Problem requirements: Each record that follows should be repeated exactly, minus any images.

Stored records:

———

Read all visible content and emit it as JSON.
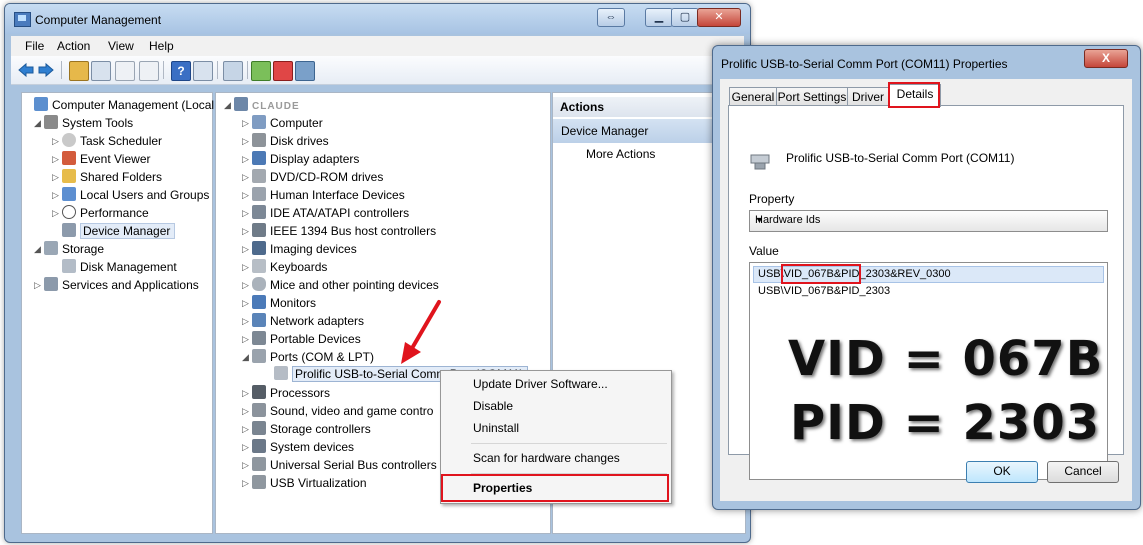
{
  "main_window": {
    "title": "Computer Management",
    "menu": [
      "File",
      "Action",
      "View",
      "Help"
    ]
  },
  "tree": {
    "items": [
      {
        "label": "Computer Management (Local",
        "level": 0,
        "expanded": true
      },
      {
        "label": "System Tools",
        "level": 1,
        "expanded": true
      },
      {
        "label": "Task Scheduler",
        "level": 2
      },
      {
        "label": "Event Viewer",
        "level": 2
      },
      {
        "label": "Shared Folders",
        "level": 2
      },
      {
        "label": "Local Users and Groups",
        "level": 2
      },
      {
        "label": "Performance",
        "level": 2
      },
      {
        "label": "Device Manager",
        "level": 2,
        "selected": true
      },
      {
        "label": "Storage",
        "level": 1,
        "expanded": true
      },
      {
        "label": "Disk Management",
        "level": 2
      },
      {
        "label": "Services and Applications",
        "level": 1
      }
    ]
  },
  "devices": {
    "root_label": "CLAUDE",
    "categories": [
      "Computer",
      "Disk drives",
      "Display adapters",
      "DVD/CD-ROM drives",
      "Human Interface Devices",
      "IDE ATA/ATAPI controllers",
      "IEEE 1394 Bus host controllers",
      "Imaging devices",
      "Keyboards",
      "Mice and other pointing devices",
      "Monitors",
      "Network adapters",
      "Portable Devices",
      "Ports (COM & LPT)",
      "Prolific USB-to-Serial Comm Port (COM11)",
      "Processors",
      "Sound, video and game contro",
      "Storage controllers",
      "System devices",
      "Universal Serial Bus controllers",
      "USB Virtualization"
    ]
  },
  "actions": {
    "header": "Actions",
    "section": "Device Manager",
    "more": "More Actions"
  },
  "context_menu": {
    "items": [
      "Update Driver Software...",
      "Disable",
      "Uninstall",
      "Scan for hardware changes",
      "Properties"
    ]
  },
  "dialog": {
    "title": "Prolific USB-to-Serial Comm Port (COM11) Properties",
    "close": "X",
    "tabs": [
      "General",
      "Port Settings",
      "Driver",
      "Details"
    ],
    "active_tab": "Details",
    "device_name": "Prolific USB-to-Serial Comm Port (COM11)",
    "property_label": "Property",
    "property_value": "Hardware Ids",
    "value_label": "Value",
    "values": [
      "USB\\VID_067B&PID_2303&REV_0300",
      "USB\\VID_067B&PID_2303"
    ],
    "overlay_line1": "VID = 067B",
    "overlay_line2": "PID = 2303",
    "ok": "OK",
    "cancel": "Cancel"
  },
  "colors": {
    "highlight_red": "#e0141d",
    "window_frame": "#a9c3df"
  }
}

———

Result of the task:
Read all visible content and emit it as JSON.
{
  "main_window": {
    "title": "Computer Management",
    "menu": [
      "File",
      "Action",
      "View",
      "Help"
    ]
  },
  "tree": {
    "items": [
      {
        "label": "Computer Management (Local",
        "level": 0,
        "expanded": true
      },
      {
        "label": "System Tools",
        "level": 1,
        "expanded": true
      },
      {
        "label": "Task Scheduler",
        "level": 2
      },
      {
        "label": "Event Viewer",
        "level": 2
      },
      {
        "label": "Shared Folders",
        "level": 2
      },
      {
        "label": "Local Users and Groups",
        "level": 2
      },
      {
        "label": "Performance",
        "level": 2
      },
      {
        "label": "Device Manager",
        "level": 2,
        "selected": true
      },
      {
        "label": "Storage",
        "level": 1,
        "expanded": true
      },
      {
        "label": "Disk Management",
        "level": 2
      },
      {
        "label": "Services and Applications",
        "level": 1
      }
    ]
  },
  "devices": {
    "root_label": "CLAUDE",
    "categories": [
      "Computer",
      "Disk drives",
      "Display adapters",
      "DVD/CD-ROM drives",
      "Human Interface Devices",
      "IDE ATA/ATAPI controllers",
      "IEEE 1394 Bus host controllers",
      "Imaging devices",
      "Keyboards",
      "Mice and other pointing devices",
      "Monitors",
      "Network adapters",
      "Portable Devices",
      "Ports (COM & LPT)",
      "Prolific USB-to-Serial Comm Port (COM11)",
      "Processors",
      "Sound, video and game contro",
      "Storage controllers",
      "System devices",
      "Universal Serial Bus controllers",
      "USB Virtualization"
    ]
  },
  "actions": {
    "header": "Actions",
    "section": "Device Manager",
    "more": "More Actions"
  },
  "context_menu": {
    "items": [
      "Update Driver Software...",
      "Disable",
      "Uninstall",
      "Scan for hardware changes",
      "Properties"
    ]
  },
  "dialog": {
    "title": "Prolific USB-to-Serial Comm Port (COM11) Properties",
    "close": "X",
    "tabs": [
      "General",
      "Port Settings",
      "Driver",
      "Details"
    ],
    "active_tab": "Details",
    "device_name": "Prolific USB-to-Serial Comm Port (COM11)",
    "property_label": "Property",
    "property_value": "Hardware Ids",
    "value_label": "Value",
    "values": [
      "USB\\VID_067B&PID_2303&REV_0300",
      "USB\\VID_067B&PID_2303"
    ],
    "overlay_line1": "VID = 067B",
    "overlay_line2": "PID = 2303",
    "ok": "OK",
    "cancel": "Cancel"
  },
  "colors": {
    "highlight_red": "#e0141d",
    "window_frame": "#a9c3df"
  }
}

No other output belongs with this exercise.